**What you need to do**
Among the entries below, which lines include the string "PREPARO"? Show each one.

**Material for the task**
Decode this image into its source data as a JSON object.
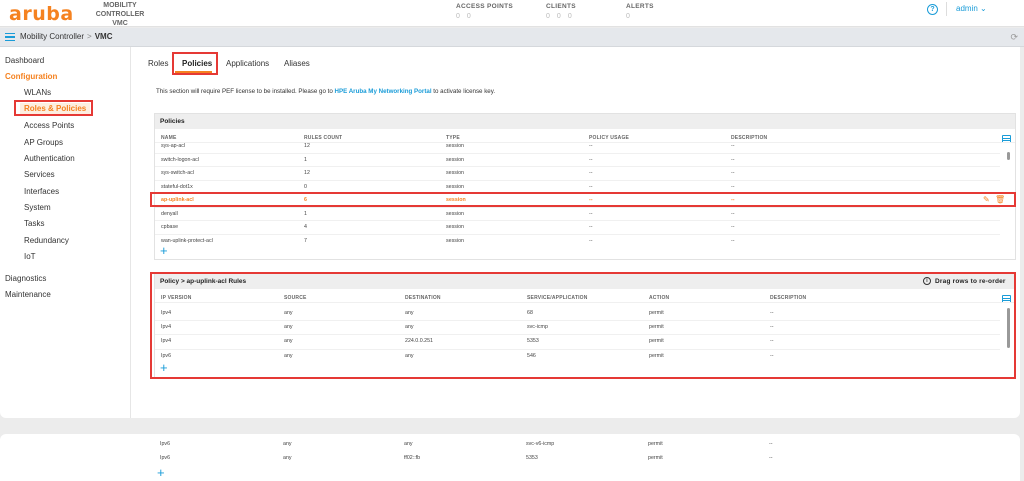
{
  "header": {
    "logo": "aruba",
    "mc_line1": "MOBILITY CONTROLLER",
    "mc_line2": "VMC",
    "access_points": {
      "title": "ACCESS POINTS",
      "v1": "0",
      "v2": "0"
    },
    "clients": {
      "title": "CLIENTS",
      "v1": "0",
      "v2": "0",
      "v3": "0"
    },
    "alerts": {
      "title": "ALERTS",
      "v1": "0"
    },
    "user": "admin ⌄",
    "help": "?"
  },
  "breadcrumb": {
    "root": "Mobility Controller",
    "sep": ">",
    "current": "VMC"
  },
  "sidebar": {
    "dashboard": "Dashboard",
    "configuration": "Configuration",
    "items": [
      "WLANs",
      "Roles & Policies",
      "Access Points",
      "AP Groups",
      "Authentication",
      "Services",
      "Interfaces",
      "System",
      "Tasks",
      "Redundancy",
      "IoT"
    ],
    "diagnostics": "Diagnostics",
    "maintenance": "Maintenance"
  },
  "tabs": [
    "Roles",
    "Policies",
    "Applications",
    "Aliases"
  ],
  "license": {
    "pre": "This section will require PEF license to be installed. Please go to ",
    "link": "HPE Aruba My Networking Portal",
    "post": " to activate license key."
  },
  "policies": {
    "title": "Policies",
    "columns": [
      "NAME",
      "RULES COUNT",
      "TYPE",
      "POLICY USAGE",
      "DESCRIPTION"
    ],
    "rows": [
      [
        "sys-ap-acl",
        "12",
        "session",
        "--",
        "--"
      ],
      [
        "switch-logon-acl",
        "1",
        "session",
        "--",
        "--"
      ],
      [
        "sys-switch-acl",
        "12",
        "session",
        "--",
        "--"
      ],
      [
        "stateful-dot1x",
        "0",
        "session",
        "--",
        "--"
      ],
      [
        "ap-uplink-acl",
        "6",
        "session",
        "--",
        "--"
      ],
      [
        "denyall",
        "1",
        "session",
        "--",
        "--"
      ],
      [
        "cpbase",
        "4",
        "session",
        "--",
        "--"
      ],
      [
        "wan-uplink-protect-acl",
        "7",
        "session",
        "--",
        "--"
      ]
    ]
  },
  "rules": {
    "title": "Policy > ap-uplink-acl Rules",
    "drag_hint": "Drag rows to re-order",
    "columns": [
      "IP VERSION",
      "SOURCE",
      "DESTINATION",
      "SERVICE/APPLICATION",
      "ACTION",
      "DESCRIPTION"
    ],
    "rows": [
      [
        "Ipv4",
        "any",
        "any",
        "68",
        "permit",
        "--"
      ],
      [
        "Ipv4",
        "any",
        "any",
        "svc-icmp",
        "permit",
        "--"
      ],
      [
        "Ipv4",
        "any",
        "224.0.0.251",
        "5353",
        "permit",
        "--"
      ],
      [
        "Ipv6",
        "any",
        "any",
        "546",
        "permit",
        "--"
      ]
    ],
    "overflow_rows": [
      [
        "Ipv6",
        "any",
        "any",
        "svc-v6-icmp",
        "permit",
        "--"
      ],
      [
        "Ipv6",
        "any",
        "ff02::fb",
        "5353",
        "permit",
        "--"
      ]
    ]
  },
  "add_symbol": "+",
  "colors": {
    "accent": "#f58220",
    "link": "#1a9cd8",
    "highlight_box": "#e53935"
  }
}
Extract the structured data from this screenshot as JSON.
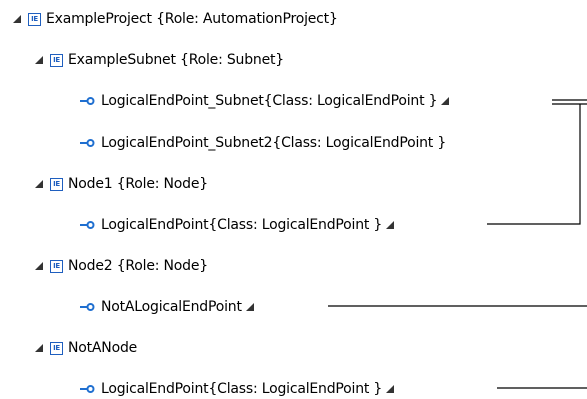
{
  "tree": {
    "project": {
      "label": "ExampleProject {Role:  AutomationProject}",
      "badge": "IE"
    },
    "subnet": {
      "label": "ExampleSubnet {Role:  Subnet}",
      "badge": "IE"
    },
    "subnet_ep1": {
      "label": "LogicalEndPoint_Subnet{Class: LogicalEndPoint }"
    },
    "subnet_ep2": {
      "label": "LogicalEndPoint_Subnet2{Class: LogicalEndPoint }"
    },
    "node1": {
      "label": "Node1 {Role:  Node}",
      "badge": "IE"
    },
    "node1_ep": {
      "label": "LogicalEndPoint{Class: LogicalEndPoint }"
    },
    "node2": {
      "label": "Node2 {Role:  Node}",
      "badge": "IE"
    },
    "node2_ep": {
      "label": "NotALogicalEndPoint"
    },
    "notanode": {
      "label": "NotANode",
      "badge": "IE"
    },
    "notanode_ep": {
      "label": "LogicalEndPoint{Class: LogicalEndPoint }"
    }
  },
  "colors": {
    "ie_icon": "#1f5fbf",
    "interface_icon": "#1f6fd0",
    "expander": "#333333",
    "link_line": "#000000"
  },
  "icons": {
    "expander": "expanded-triangle-icon",
    "element": "internal-element-icon",
    "interface": "external-interface-icon",
    "link_marker": "link-triangle-icon"
  }
}
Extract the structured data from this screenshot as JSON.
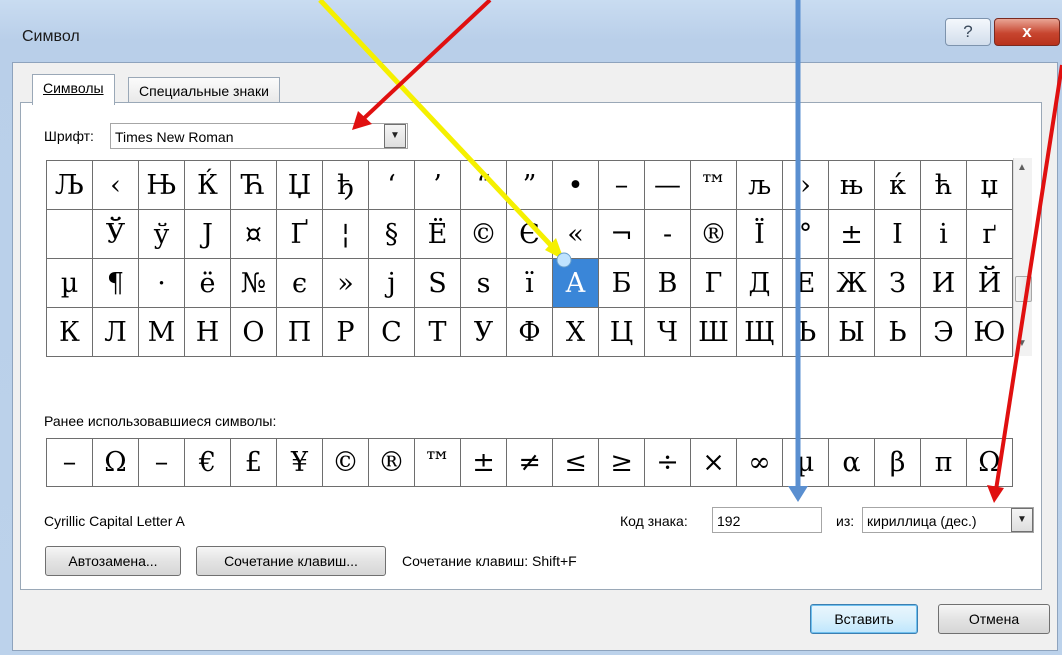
{
  "window": {
    "title": "Символ",
    "help_label": "?",
    "close_label": "x"
  },
  "tabs": [
    {
      "label": "Символы",
      "active": true
    },
    {
      "label": "Специальные знаки",
      "active": false
    }
  ],
  "font": {
    "label": "Шрифт:",
    "value": "Times New Roman"
  },
  "symbol_grid": {
    "rows": [
      [
        "Љ",
        "‹",
        "Њ",
        "Ќ",
        "Ћ",
        "Џ",
        "ђ",
        "‘",
        "’",
        "“",
        "”",
        "•",
        "–",
        "—",
        "™",
        "љ",
        "›",
        "њ",
        "ќ",
        "ћ",
        "џ"
      ],
      [
        "",
        "Ў",
        "ў",
        "Ј",
        "¤",
        "Ґ",
        "¦",
        "§",
        "Ё",
        "©",
        "Є",
        "«",
        "¬",
        "-",
        "®",
        "Ї",
        "°",
        "±",
        "І",
        "і",
        "ґ"
      ],
      [
        "µ",
        "¶",
        "·",
        "ё",
        "№",
        "є",
        "»",
        "ј",
        "Ѕ",
        "ѕ",
        "ї",
        "А",
        "Б",
        "В",
        "Г",
        "Д",
        "Е",
        "Ж",
        "З",
        "И",
        "Й"
      ],
      [
        "К",
        "Л",
        "М",
        "Н",
        "О",
        "П",
        "Р",
        "С",
        "Т",
        "У",
        "Ф",
        "Х",
        "Ц",
        "Ч",
        "Ш",
        "Щ",
        "Ъ",
        "Ы",
        "Ь",
        "Э",
        "Ю"
      ]
    ],
    "selected": "А"
  },
  "recent": {
    "label": "Ранее использовавшиеся символы:",
    "symbols": [
      "–",
      "Ω",
      "–",
      "€",
      "£",
      "¥",
      "©",
      "®",
      "™",
      "±",
      "≠",
      "≤",
      "≥",
      "÷",
      "×",
      "∞",
      "µ",
      "α",
      "β",
      "π",
      "Ω"
    ]
  },
  "char_name": "Cyrillic Capital Letter A",
  "code": {
    "label": "Код знака:",
    "value": "192"
  },
  "from": {
    "label": "из:",
    "value": "кириллица (дес.)"
  },
  "buttons": {
    "autocorrect": "Автозамена...",
    "shortcut_key": "Сочетание клавиш...",
    "insert": "Вставить",
    "cancel": "Отмена"
  },
  "shortcut_text": "Сочетание клавиш: Shift+F",
  "annotation_colors": {
    "yellow": "#f5f000",
    "red": "#e01010",
    "blue": "#5a8fd0"
  }
}
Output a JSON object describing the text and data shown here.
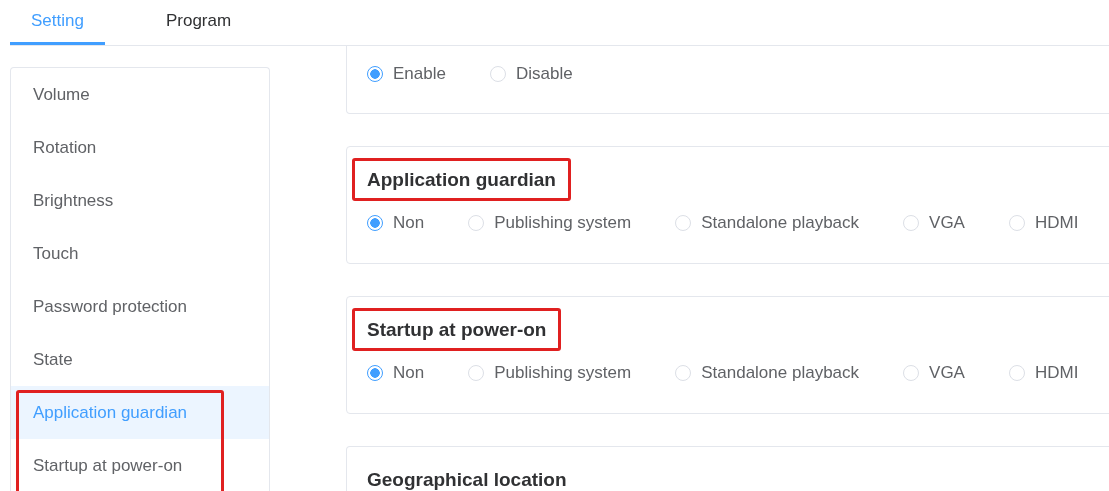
{
  "tabs": [
    {
      "label": "Setting",
      "selected": true
    },
    {
      "label": "Program",
      "selected": false
    }
  ],
  "sidebar": {
    "items": [
      {
        "label": "Volume",
        "selected": false,
        "framed": false
      },
      {
        "label": "Rotation",
        "selected": false,
        "framed": false
      },
      {
        "label": "Brightness",
        "selected": false,
        "framed": false
      },
      {
        "label": "Touch",
        "selected": false,
        "framed": false
      },
      {
        "label": "Password protection",
        "selected": false,
        "framed": false
      },
      {
        "label": "State",
        "selected": false,
        "framed": false
      },
      {
        "label": "Application guardian",
        "selected": true,
        "framed": true
      },
      {
        "label": "Startup at power-on",
        "selected": false,
        "framed": true
      }
    ]
  },
  "sections": [
    {
      "options": [
        {
          "label": "Enable",
          "selected": true
        },
        {
          "label": "Disable",
          "selected": false
        }
      ]
    },
    {
      "title": "Application guardian",
      "framed": true,
      "options": [
        {
          "label": "Non",
          "selected": true
        },
        {
          "label": "Publishing system",
          "selected": false
        },
        {
          "label": "Standalone playback",
          "selected": false
        },
        {
          "label": "VGA",
          "selected": false
        },
        {
          "label": "HDMI",
          "selected": false
        }
      ]
    },
    {
      "title": "Startup at power-on",
      "framed": true,
      "options": [
        {
          "label": "Non",
          "selected": true
        },
        {
          "label": "Publishing system",
          "selected": false
        },
        {
          "label": "Standalone playback",
          "selected": false
        },
        {
          "label": "VGA",
          "selected": false
        },
        {
          "label": "HDMI",
          "selected": false
        }
      ]
    },
    {
      "title": "Geographical location",
      "framed": false
    }
  ]
}
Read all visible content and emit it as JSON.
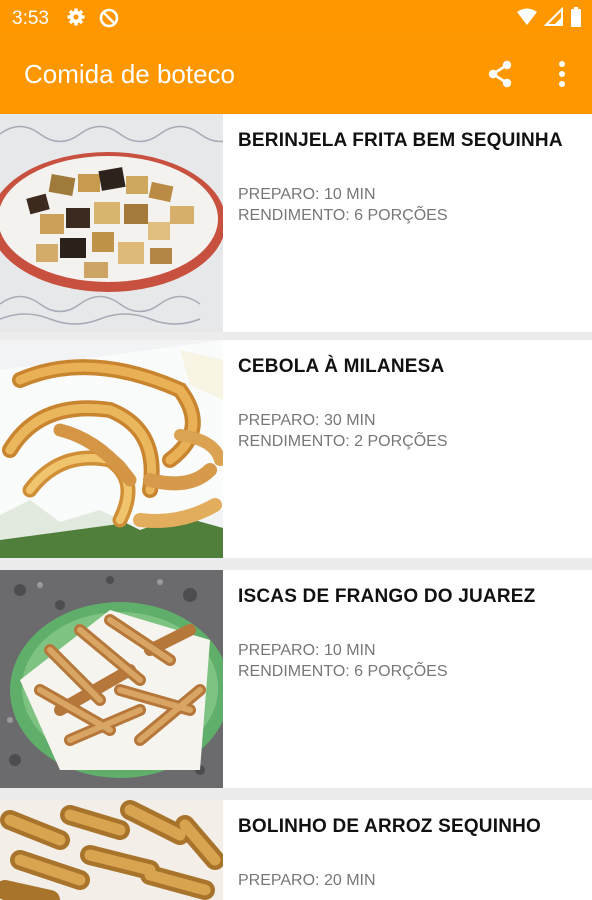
{
  "status": {
    "time": "3:53"
  },
  "toolbar": {
    "title": "Comida de boteco"
  },
  "recipes": [
    {
      "title": "BERINJELA FRITA BEM SEQUINHA",
      "prep": "PREPARO: 10 MIN",
      "yield": "RENDIMENTO: 6 PORÇÕES"
    },
    {
      "title": "CEBOLA À MILANESA",
      "prep": "PREPARO: 30 MIN",
      "yield": "RENDIMENTO: 2 PORÇÕES"
    },
    {
      "title": "ISCAS DE FRANGO DO JUAREZ",
      "prep": "PREPARO: 10 MIN",
      "yield": "RENDIMENTO: 6 PORÇÕES"
    },
    {
      "title": "BOLINHO DE ARROZ SEQUINHO",
      "prep": "PREPARO: 20 MIN",
      "yield": ""
    }
  ],
  "icons": {
    "status": [
      "settings-icon",
      "sync-disabled-icon",
      "wifi-icon",
      "cell-signal-icon",
      "battery-icon"
    ],
    "toolbar": [
      "share-icon",
      "more-vert-icon"
    ]
  },
  "colors": {
    "primary": "#FE9700",
    "background": "#ECECEC"
  }
}
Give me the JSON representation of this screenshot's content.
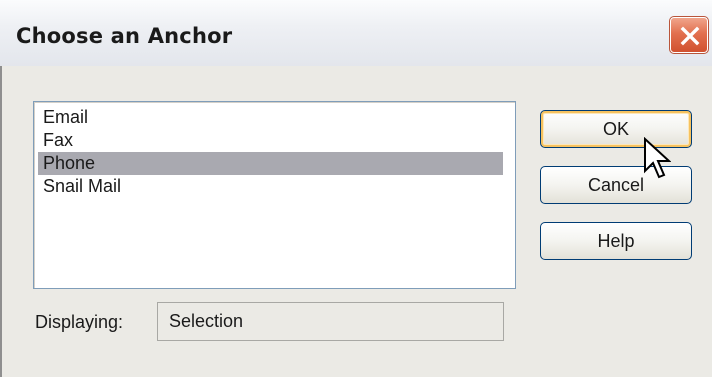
{
  "window": {
    "title": "Choose an Anchor",
    "close_icon": "close-x-icon",
    "accent_close": "#d1512f"
  },
  "listbox": {
    "items": [
      {
        "label": "Email",
        "selected": false
      },
      {
        "label": "Fax",
        "selected": false
      },
      {
        "label": "Phone",
        "selected": true
      },
      {
        "label": "Snail Mail",
        "selected": false
      }
    ],
    "selected_color": "#a9a9b0"
  },
  "displaying": {
    "label": "Displaying:",
    "value": "Selection"
  },
  "buttons": {
    "ok": "OK",
    "cancel": "Cancel",
    "help": "Help"
  },
  "cursor": {
    "icon": "arrow-pointer-icon"
  }
}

**Solution to the exercise**
      "prep": "PREPARO: 10 MIN",
      "prep": "PREPARO: 30 MIN",
      "prep": "PREPARO: 10 MIN",
      "prep": "PREPARO: 20 MIN",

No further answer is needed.